Parks? Did someone mention public parks? Okay, now you’re basically a Nazi. We’re gonna need a bigger fine.
→ AOC and Matt Gaetz collab: The two hotheaded congresspeople—one a Democratic Socialist from New York, the other a paleoconservative from Florida—have come together to try and ban members of Congress and their spouses from owning and trading individual stocks. It’s called the Bipartisan Restoring Faith in Government Act.
“When Members have access to classified information, we should not be trading in the stock market on it. It’s really that simple,” said Congresswoman Ocasio-Cortez in a joint statement about the effort. TGIF heartily agrees!
One of my favorite Twitter accounts is the Nancy Pelosi Stock Tracker, which simply tracks her trades, and wow, she really makes good choices! It’s almost as though she has special insight into broader economic decisions and upcoming legislation. What a head for the market that one has.
Twitter, under the old regime, briefly banned the stock tracking account because, well, I’m assuming Nancy asked them to. I’ve gambled a bit in the ol’ stock market and would do the same thing as Nance, were I in her position (so would you), which is why it ought to be illegal.
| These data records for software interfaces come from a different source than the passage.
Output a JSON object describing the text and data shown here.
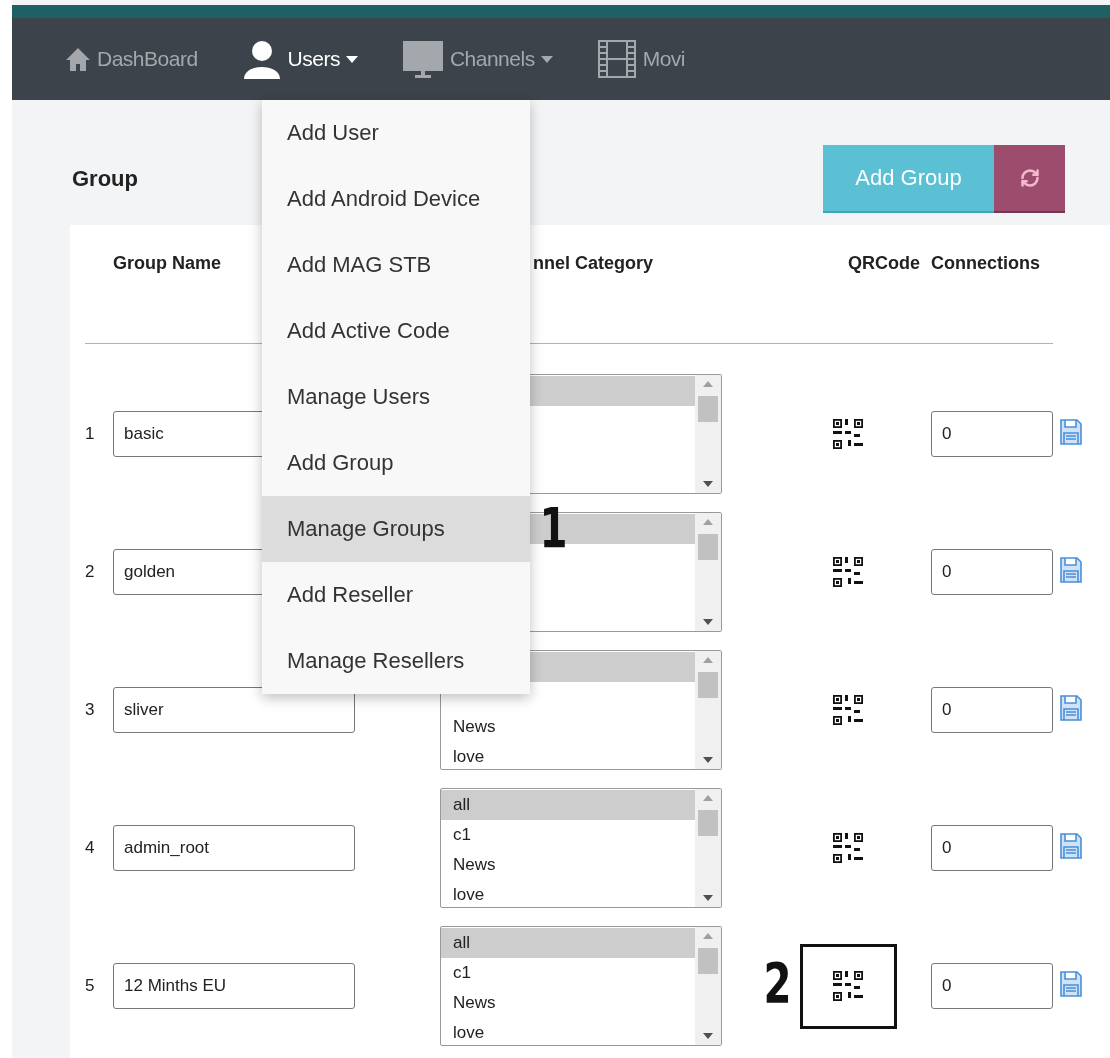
{
  "navbar": {
    "items": [
      {
        "label": "DashBoard",
        "kind": "home",
        "active": false,
        "caret": false
      },
      {
        "label": "Users",
        "kind": "user",
        "active": true,
        "caret": true
      },
      {
        "label": "Channels",
        "kind": "monitor",
        "active": false,
        "caret": true
      },
      {
        "label": "Movi",
        "kind": "film",
        "active": false,
        "caret": false
      }
    ]
  },
  "users_menu": {
    "items": [
      {
        "label": "Add User",
        "selected": false
      },
      {
        "label": "Add Android Device",
        "selected": false
      },
      {
        "label": "Add MAG STB",
        "selected": false
      },
      {
        "label": "Add Active Code",
        "selected": false
      },
      {
        "label": "Manage Users",
        "selected": false
      },
      {
        "label": "Add Group",
        "selected": false
      },
      {
        "label": "Manage Groups",
        "selected": true
      },
      {
        "label": "Add Reseller",
        "selected": false
      },
      {
        "label": "Manage Resellers",
        "selected": false
      }
    ]
  },
  "page_title": "Group",
  "buttons": {
    "add": "Add Group"
  },
  "table": {
    "columns": [
      "Group Name",
      "nnel Category",
      "QRCode",
      "Connections"
    ],
    "rows": [
      {
        "number": "1",
        "name": "basic",
        "options": [
          {
            "selected": true
          }
        ],
        "connections": "0",
        "highlighted": false
      },
      {
        "number": "2",
        "name": "golden",
        "options": [
          {
            "selected": true
          }
        ],
        "connections": "0",
        "highlighted": false
      },
      {
        "number": "3",
        "name": "sliver",
        "options": [
          {
            "selected": true
          },
          {
            "selected": false
          },
          {
            "label": "News",
            "selected": false
          },
          {
            "label": "love",
            "selected": false
          }
        ],
        "connections": "0",
        "highlighted": false
      },
      {
        "number": "4",
        "name": "admin_root",
        "options": [
          {
            "label": "all",
            "selected": true
          },
          {
            "label": "c1",
            "selected": false
          },
          {
            "label": "News",
            "selected": false
          },
          {
            "label": "love",
            "selected": false
          }
        ],
        "connections": "0",
        "highlighted": false
      },
      {
        "number": "5",
        "name": "12 Minths EU",
        "options": [
          {
            "label": "all",
            "selected": true
          },
          {
            "label": "c1",
            "selected": false
          },
          {
            "label": "News",
            "selected": false
          },
          {
            "label": "love",
            "selected": false
          }
        ],
        "connections": "0",
        "highlighted": true
      }
    ]
  },
  "annotations": [
    {
      "label": "1"
    },
    {
      "label": "2"
    }
  ]
}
→ Hollywood writers on strike! The Writers Guild of America has declared a strike. Basically, Hollywood writers have gotten crunched in the era of streaming. From what I can tell, their grievances are fair, and the studios have done everything they can to squeeze those writers into smaller and smaller deals. It’s a union town, and the strike is real. The men of late night—Jimmy Kimmel, Stephen Colbert, the other two suits—have turned off their shows. The last strike was in 2007–2008 and lasted 100 days. People got so desperate, Conan O’Brien filled airtime by spinning his wedding ring (it was great). We also got a lot more reality (sorry, unscripted) TV because of it, including the first season of Keeping Up with the Kardashians, then later Jersey Shore and 16 and Pregnant, all of which boded really well for the culture at large.
The difference now might be that studios turn to artificial intelligence for their writing, and truthfully, there are a few shows where you wouldn’t be able to tell the difference anyway.
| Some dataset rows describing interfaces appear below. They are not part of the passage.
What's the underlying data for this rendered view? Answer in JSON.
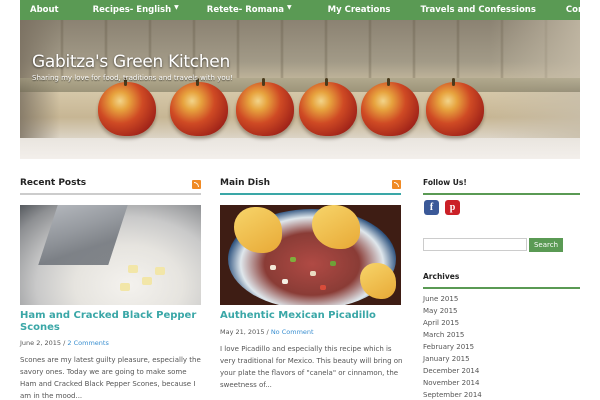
{
  "nav": {
    "items": [
      {
        "label": "About",
        "dropdown": false
      },
      {
        "label": "Recipes- English",
        "dropdown": true
      },
      {
        "label": "Retete- Romana",
        "dropdown": true
      },
      {
        "label": "My Creations",
        "dropdown": false
      },
      {
        "label": "Travels and Confessions",
        "dropdown": false
      },
      {
        "label": "Contact",
        "dropdown": false
      }
    ],
    "caret": "▼"
  },
  "header": {
    "title": "Gabitza's Green Kitchen",
    "tagline": "Sharing my love for food, traditions and travels with you!"
  },
  "recent_posts": {
    "heading": "Recent Posts",
    "post": {
      "title": "Ham and Cracked Black Pepper Scones",
      "date": "June 2, 2015",
      "separator": "/",
      "comments": "2 Comments",
      "excerpt": "Scones are my latest guilty pleasure, especially the savory ones. Today we are going to make some Ham and Cracked Black Pepper Scones, because I am in the mood..."
    }
  },
  "main_dish": {
    "heading": "Main Dish",
    "post": {
      "title": "Authentic Mexican Picadillo",
      "date": "May 21, 2015",
      "separator": "/",
      "comments": "No Comment",
      "excerpt": "I love Picadillo and especially this recipe which is very traditional for Mexico. This beauty will bring on your plate the flavors of \"canela\" or cinnamon, the sweetness of..."
    }
  },
  "sidebar": {
    "follow_heading": "Follow Us!",
    "social": [
      {
        "icon": "facebook-icon",
        "glyph": "f",
        "color": "#3b5998"
      },
      {
        "icon": "pinterest-icon",
        "glyph": "p",
        "color": "#cb2027"
      }
    ],
    "search": {
      "placeholder": "",
      "button": "Search"
    },
    "archives_heading": "Archives",
    "archives": [
      "June 2015",
      "May 2015",
      "April 2015",
      "March 2015",
      "February 2015",
      "January 2015",
      "December 2014",
      "November 2014",
      "September 2014"
    ]
  },
  "colors": {
    "nav": "#5a9a54",
    "accent_teal": "#3aa7a7",
    "rule_gray": "#cccccc",
    "rule_teal": "#3aa7a7",
    "rule_green": "#5a9a54",
    "link_blue": "#3a8fd0",
    "rss": "#f08a24"
  }
}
Luckily, we can’t afford to pay our resident cartoonist, David Mamet, a salary anyway, so he’s not on strike. Take a long look people, this is your new TV:
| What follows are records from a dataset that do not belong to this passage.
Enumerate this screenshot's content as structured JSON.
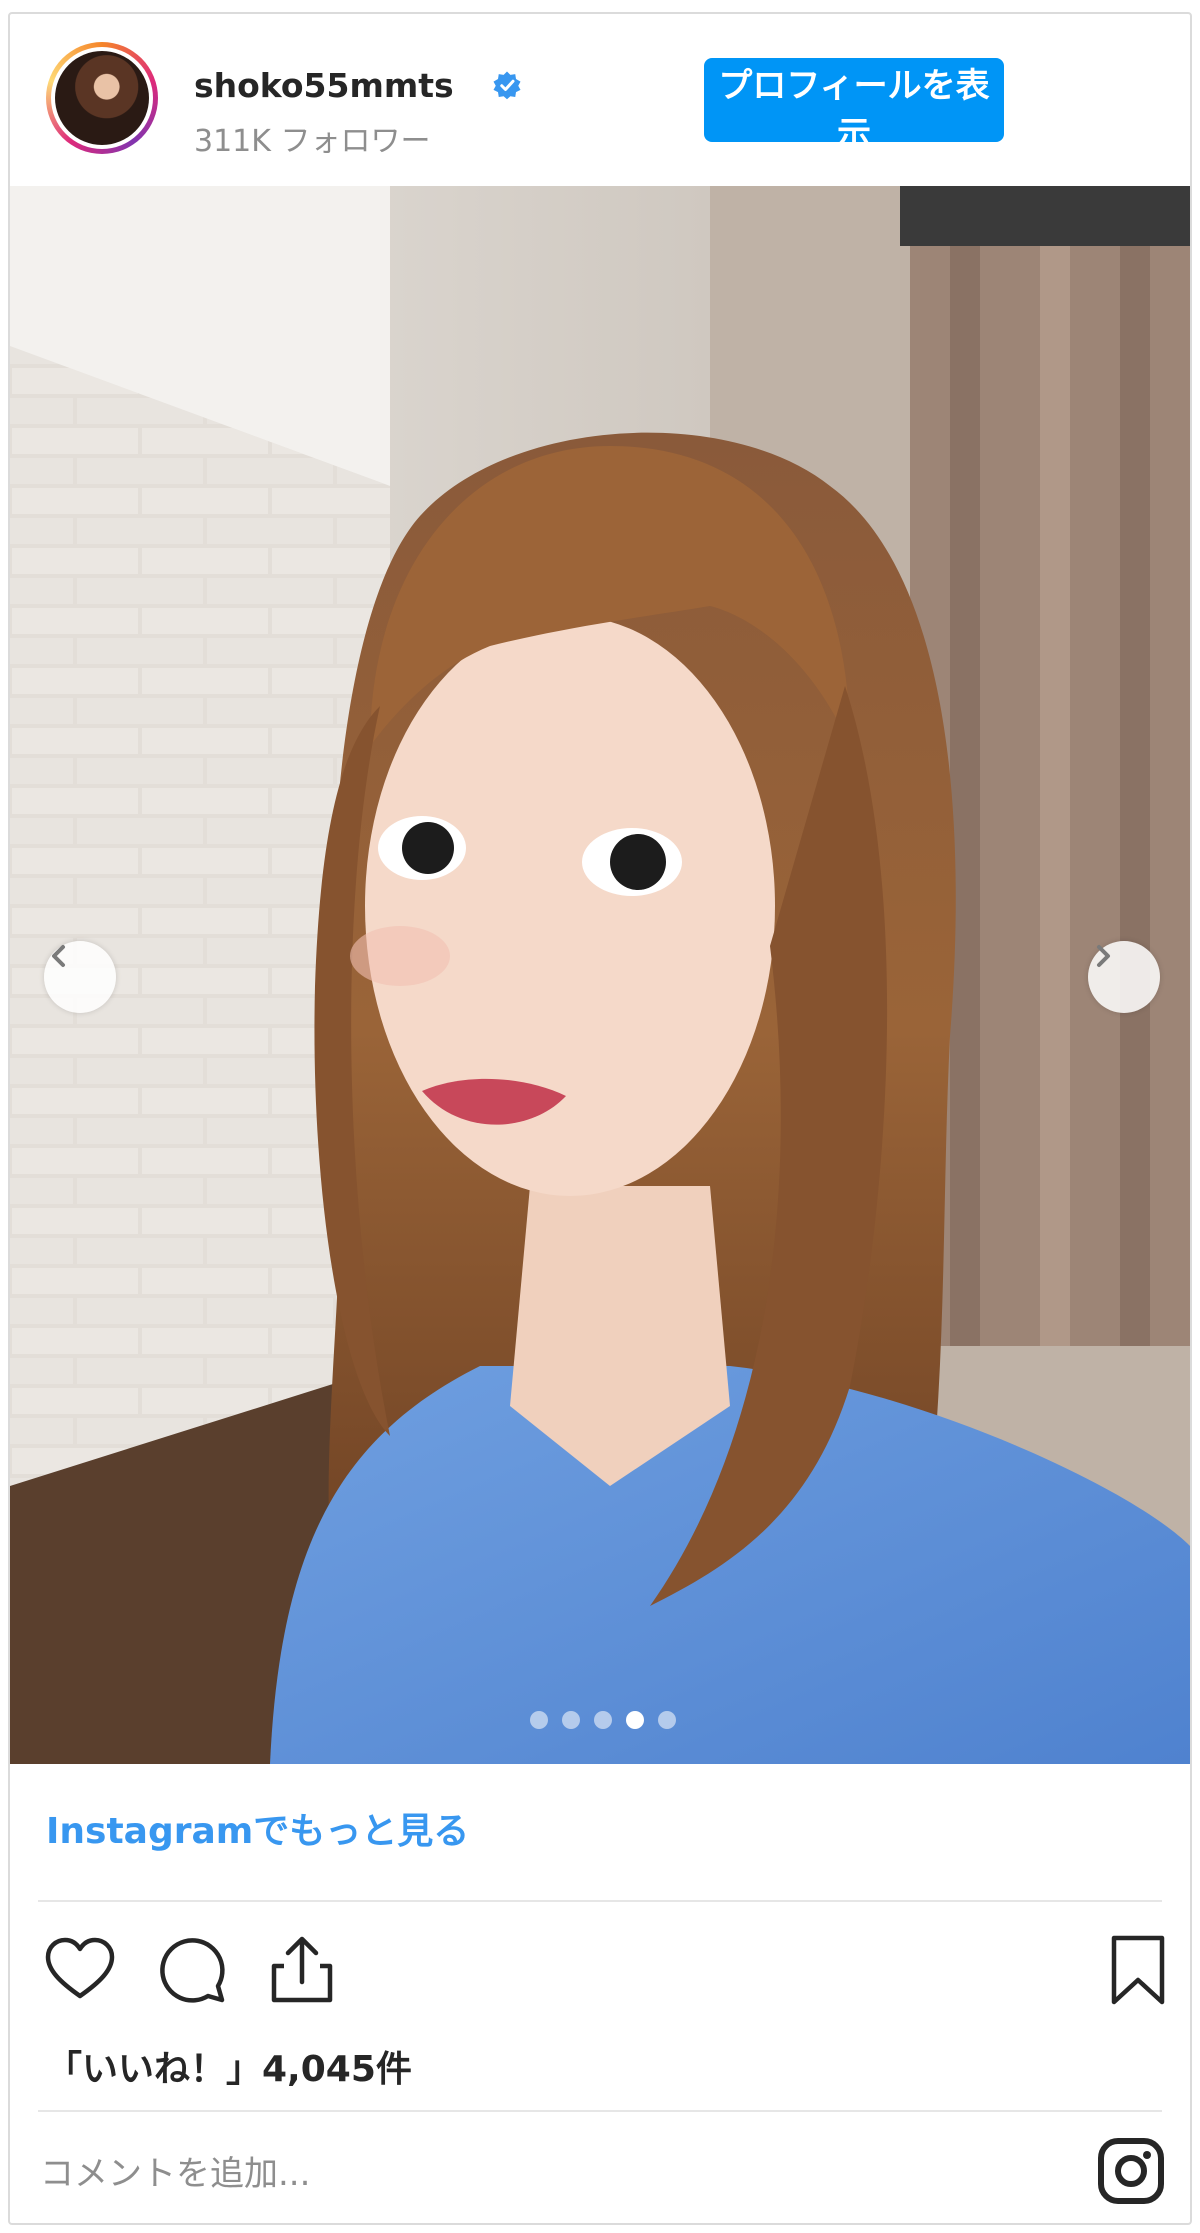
{
  "header": {
    "username": "shoko55mmts",
    "followers": "311K フォロワー",
    "profile_button": "プロフィールを表示"
  },
  "post": {
    "slide_count": 5,
    "active_slide": 4
  },
  "footer": {
    "more_link": "Instagramでもっと見る",
    "likes_text": "「いいね！」4,045件",
    "comment_placeholder": "コメントを追加..."
  },
  "colors": {
    "accent": "#0095f6",
    "link": "#3897f0",
    "text": "#262626",
    "muted": "#8e8e8e"
  },
  "icons": [
    "heart-icon",
    "comment-icon",
    "share-icon",
    "bookmark-icon",
    "instagram-icon",
    "verified-icon",
    "chevron-left-icon",
    "chevron-right-icon"
  ]
}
→ I thought banning gas stoves was a conspiracy theory? Now, hold on. I was told just in January of this year that the gas stove ban was a fake right-wing culture war thing.
NYT: “No One Is Coming for Your Gas Stove Anytime Soon”
Time: “How Gas Stoves Became the Latest Right-Wing Cause in the Culture Wars”
Salon: “Rumors of a gas stove ban ignite a right-wing culture war”
MSNBC: “No, the woke mob is not coming for your gas stove.”
AP News: “FACT FOCUS: Biden administration isn’t banning gas stoves”
The Washington Post: “GOP thrusts gas stoves, Biden’s green agenda into the culture wars”
Which is why it’s so weird because just this week, New York state lawmakers banned gas stoves from all new construction. So it definitely does seem like Dems are coming for gas stoves, in that they just banned them in one of America’s most populous states.
There’s usually a slightly longer lag between when the mainstream press tells us something is a crazy lie and when the press says okay, fine, it’s not a lie, it’s actually true, and also it’s a good thing—so this is surprising. I’ll be over here huffing carbon oxides and vapors.